With the moratoriums on evictions* and foreclosures expiring this month, predatory lending practices will sadly likely be more prevalent this summer. Given that, we’ve decided to take a pause on our retirement series and revisit our predatory lending series.
*Certain renters in high-transmission areas may still be protected from eviction until October 3rd – review this CDC document for more information!
This week we’ll return to our discussion on predatory lending and discuss overdraft loans and rent-to-own contracts.
Overdraft loans, or overdraft protection, is a financial product that will temporarily cover you if you bounce a check or overdraft with a debit card, providing you a loan to cover that expense. However, the fees can be very expensive, from $10 to $40 per transaction, and the interest charged is often at a very high rate that isn’t readily disclosed. An $80 overdraft can carry fees and interest of over $20 for just a one-week repayment, resulting in an equivalent APR of over 1000%! As a comparison, a line of credit, at 19% APR, would have interest and fees of less than a dollar for an $80, one-week loan.
Next, we’ll discuss rent-to-own contracts.
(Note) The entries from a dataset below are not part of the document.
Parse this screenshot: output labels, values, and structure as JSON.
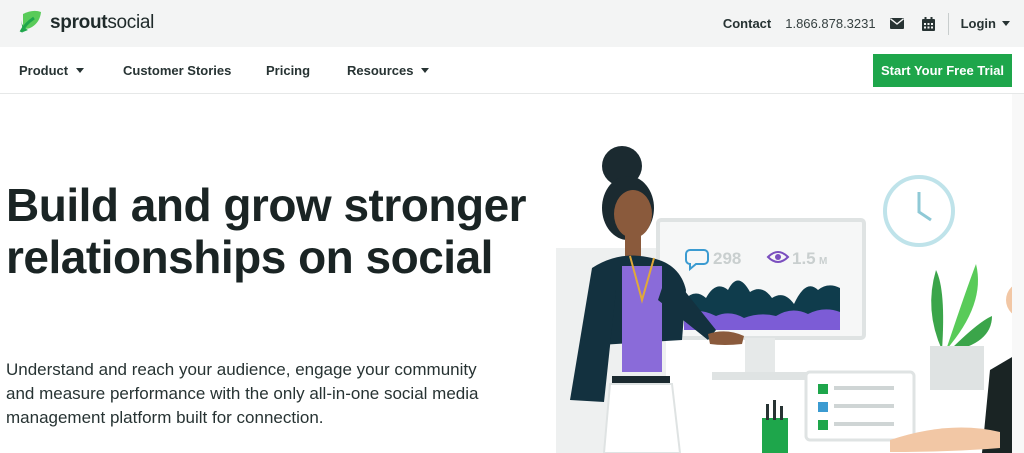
{
  "brand": {
    "name_bold": "sprout",
    "name_regular": "social",
    "color": "#1ea64b"
  },
  "topbar": {
    "contact_label": "Contact",
    "phone": "1.866.878.3231",
    "mail_icon": "envelope-icon",
    "calendar_icon": "calendar-icon",
    "login_label": "Login"
  },
  "nav": {
    "items": [
      {
        "label": "Product",
        "has_dropdown": true
      },
      {
        "label": "Customer Stories",
        "has_dropdown": false
      },
      {
        "label": "Pricing",
        "has_dropdown": false
      },
      {
        "label": "Resources",
        "has_dropdown": true
      }
    ],
    "cta_label": "Start Your Free Trial"
  },
  "hero": {
    "title": "Build and grow stronger relationships on social",
    "subtitle": "Understand and reach your audience, engage your community and measure performance with the only all-in-one social media management platform built for connection."
  },
  "illustration": {
    "comments_count": "298",
    "views_count": "1.5",
    "views_unit": "M"
  }
}
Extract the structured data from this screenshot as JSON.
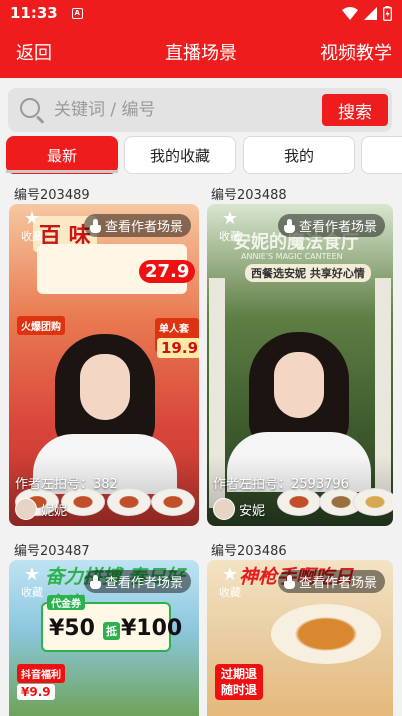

Rent-to-own contracts are agreements where the buyer will pay monthly or weekly rental payments for merchandise, such as electronics or furniture, and once they’ve completed all of their rental payment, will have ownership of that merchandise. There are a few catches, however. There are very few regulations regarding rent-to-own contracts. As such, their high interest rates are rarely disclosed, and there are no limits to late fees, nor much protection against repossession. Furthermore, as a rental contract, no equity is built up with each payment, meaning if you miss payment number 76 of 78 and the item is repossessed, you’re unlikely to get any money back.
Next week we’ll return and wrap up this series and discuss alternatives to predatory lending.